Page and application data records
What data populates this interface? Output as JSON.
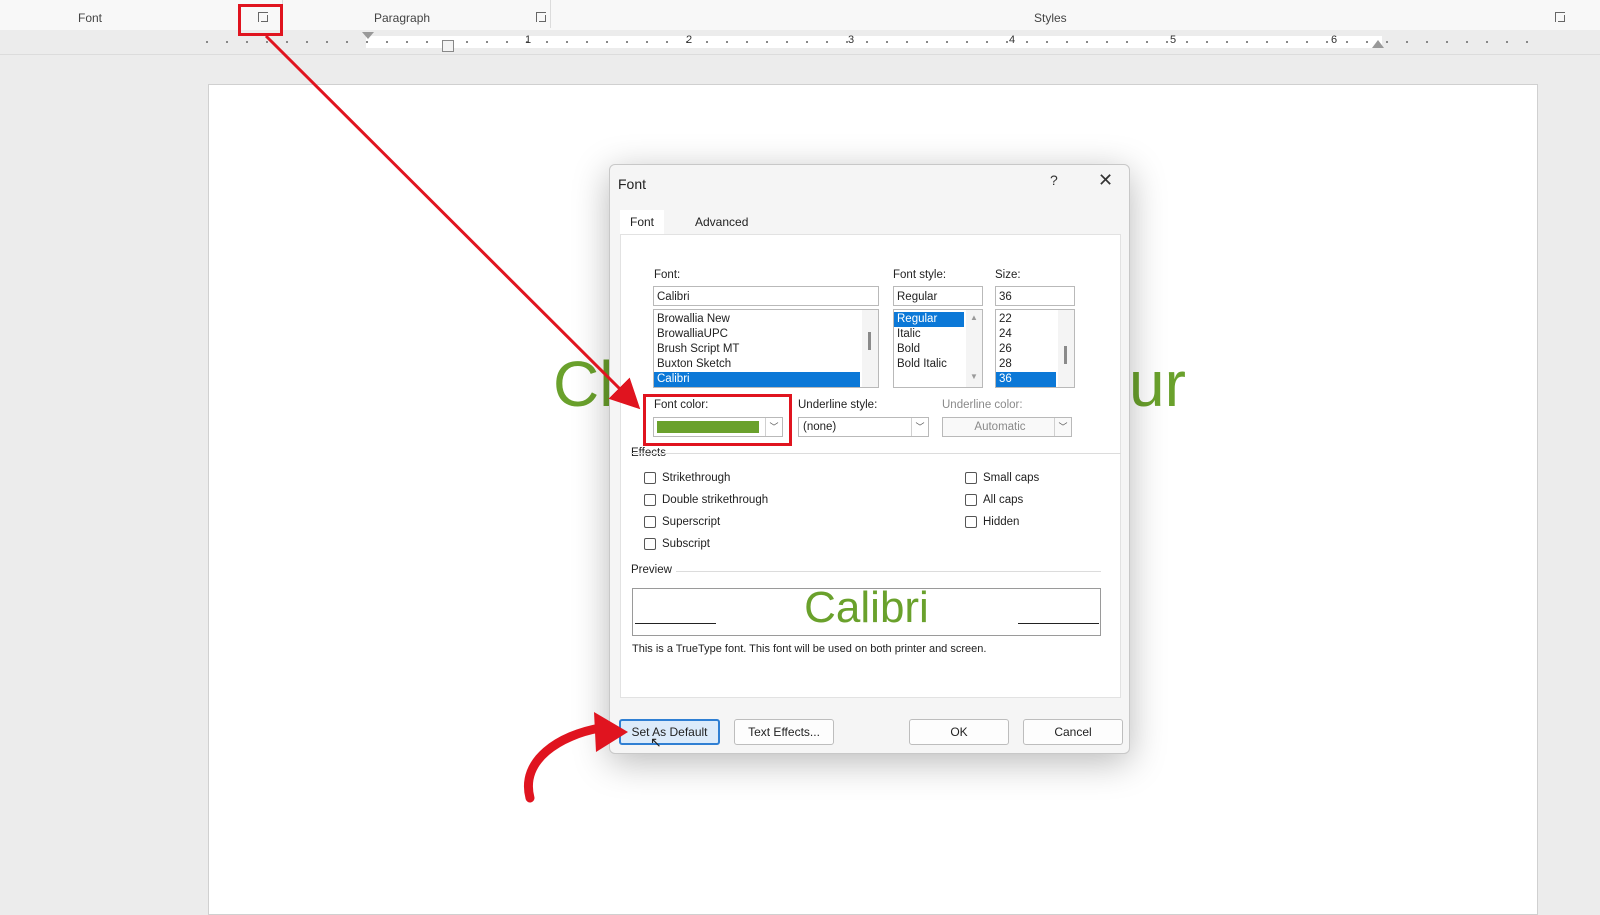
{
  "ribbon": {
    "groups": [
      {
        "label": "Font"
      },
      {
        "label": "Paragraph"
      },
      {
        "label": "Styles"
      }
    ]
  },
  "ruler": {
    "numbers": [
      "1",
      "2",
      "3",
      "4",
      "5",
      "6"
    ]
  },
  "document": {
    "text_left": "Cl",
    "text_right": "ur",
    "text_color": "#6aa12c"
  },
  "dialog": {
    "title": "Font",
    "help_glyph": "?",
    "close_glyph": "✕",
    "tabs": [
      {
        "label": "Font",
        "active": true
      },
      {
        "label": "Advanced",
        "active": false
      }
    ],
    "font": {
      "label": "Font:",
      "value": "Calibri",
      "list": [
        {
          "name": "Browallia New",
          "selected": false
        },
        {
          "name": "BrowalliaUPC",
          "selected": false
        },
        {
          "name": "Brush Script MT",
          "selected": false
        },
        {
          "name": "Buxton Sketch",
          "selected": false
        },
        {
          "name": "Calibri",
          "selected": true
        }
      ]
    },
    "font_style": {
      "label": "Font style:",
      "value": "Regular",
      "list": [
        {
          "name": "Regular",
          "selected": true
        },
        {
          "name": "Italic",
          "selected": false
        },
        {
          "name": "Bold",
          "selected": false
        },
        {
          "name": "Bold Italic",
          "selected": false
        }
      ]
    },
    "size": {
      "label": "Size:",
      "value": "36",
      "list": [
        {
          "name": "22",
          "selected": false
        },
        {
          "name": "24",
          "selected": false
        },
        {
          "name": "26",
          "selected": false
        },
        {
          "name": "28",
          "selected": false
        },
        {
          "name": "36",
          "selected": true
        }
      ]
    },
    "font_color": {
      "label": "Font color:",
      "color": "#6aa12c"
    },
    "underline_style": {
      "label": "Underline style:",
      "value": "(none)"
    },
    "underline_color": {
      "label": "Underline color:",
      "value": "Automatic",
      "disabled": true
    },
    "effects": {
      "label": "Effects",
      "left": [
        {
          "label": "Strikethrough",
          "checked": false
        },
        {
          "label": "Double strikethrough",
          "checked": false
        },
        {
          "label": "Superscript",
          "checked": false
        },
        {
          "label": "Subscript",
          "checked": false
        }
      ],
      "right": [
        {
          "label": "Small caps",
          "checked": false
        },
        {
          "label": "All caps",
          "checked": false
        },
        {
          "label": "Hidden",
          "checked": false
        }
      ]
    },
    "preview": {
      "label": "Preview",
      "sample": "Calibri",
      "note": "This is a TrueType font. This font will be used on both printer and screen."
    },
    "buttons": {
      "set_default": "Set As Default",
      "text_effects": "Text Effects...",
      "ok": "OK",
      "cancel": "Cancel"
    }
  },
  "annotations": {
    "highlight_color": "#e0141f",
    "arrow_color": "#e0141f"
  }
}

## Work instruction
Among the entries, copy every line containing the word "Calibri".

## Expected answer
      "value": "Calibri",
          "name": "Calibri",
      "sample": "Calibri",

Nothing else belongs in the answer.